Former Belfast Presbyterian church bought by Catholic order
A former Belfast landmark Presbyterian church has been bought by a Catholic order after it closed in October last year.
Fortwilliam and Macrory Presbyterian Church on the Antrim Road was recently purchased by the Institute of Christ the King Sovereign Priest, which celebrates the Latin Mass.
Members of the institute have already moved in to the site saying it will reopen for Christian worship and faith with an emphasis on culture, sacred music and charitable events.
The listed building served as a place of worship for 133 years but a dwindling congregation meant keeping services running was no longer feasible.
The building's roots date to June 1880 when architects were invited to submit plans in a competition, with prizes of £30 for the winner and £10 for the runner-up.
The institute, which also has a base in Limerick, operates separately from the Diocese of Down and Connor and has been given permission from Bishop Noel Treanor to establish itself in the diocese.

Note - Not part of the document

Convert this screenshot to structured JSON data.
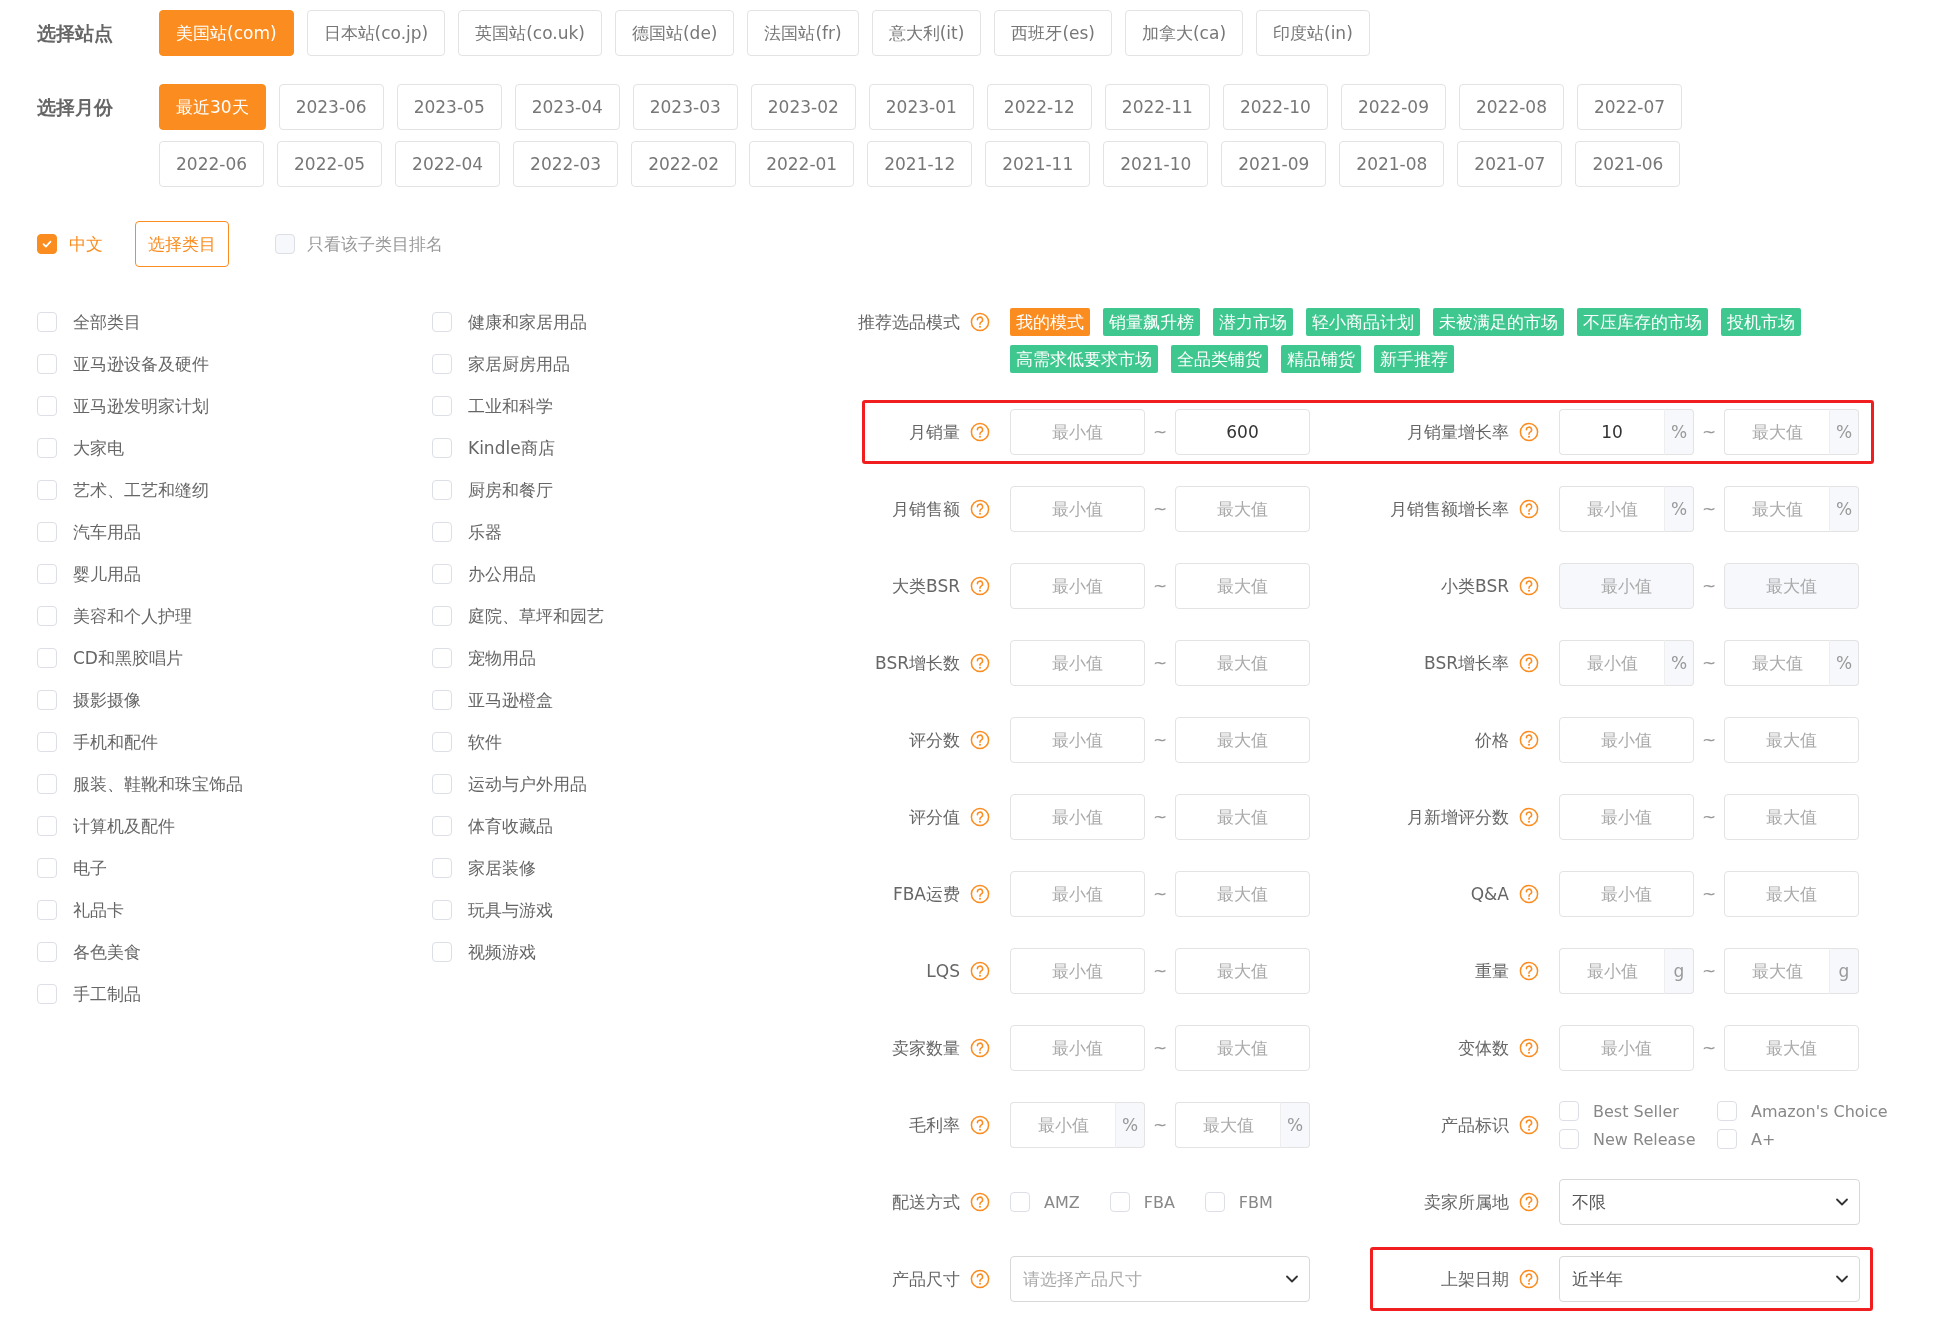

It has 115 priests, 50 religious sisters who live a semi-cloistered life and 90 seminarians currently training for the priesthood at the international seminary at their institute in Florence, Italy.
The Institute of Christ the King celebrates the Latin Mass, also known as the Tridentine Mass, which was promoted by Saint Pope John XXIII in 1962.
"This liturgy, promoted by Saint John Paul II, Pope Benedict XVI and Pope Francis in various documents, attracts today an increasing number of people, especially young adults, students and families," said a spokesperson.
The Latin Mass was restricted in many places until 2007 when Pope Benedict signed a universal indult, or permission, for priests to continue to celebrate the 1962 Latin Mass under certain conditions.
"The cost of purchasing the Fortwilliam and Macrory church has been met by an interest-free loan which the Institute of Christ the King will have to reimburse over the next five years," the spokesperson added
"The institute wishes to bring the uplifting beauty of sacred worship and genuine culture to all."
Belfast Telegraph Digital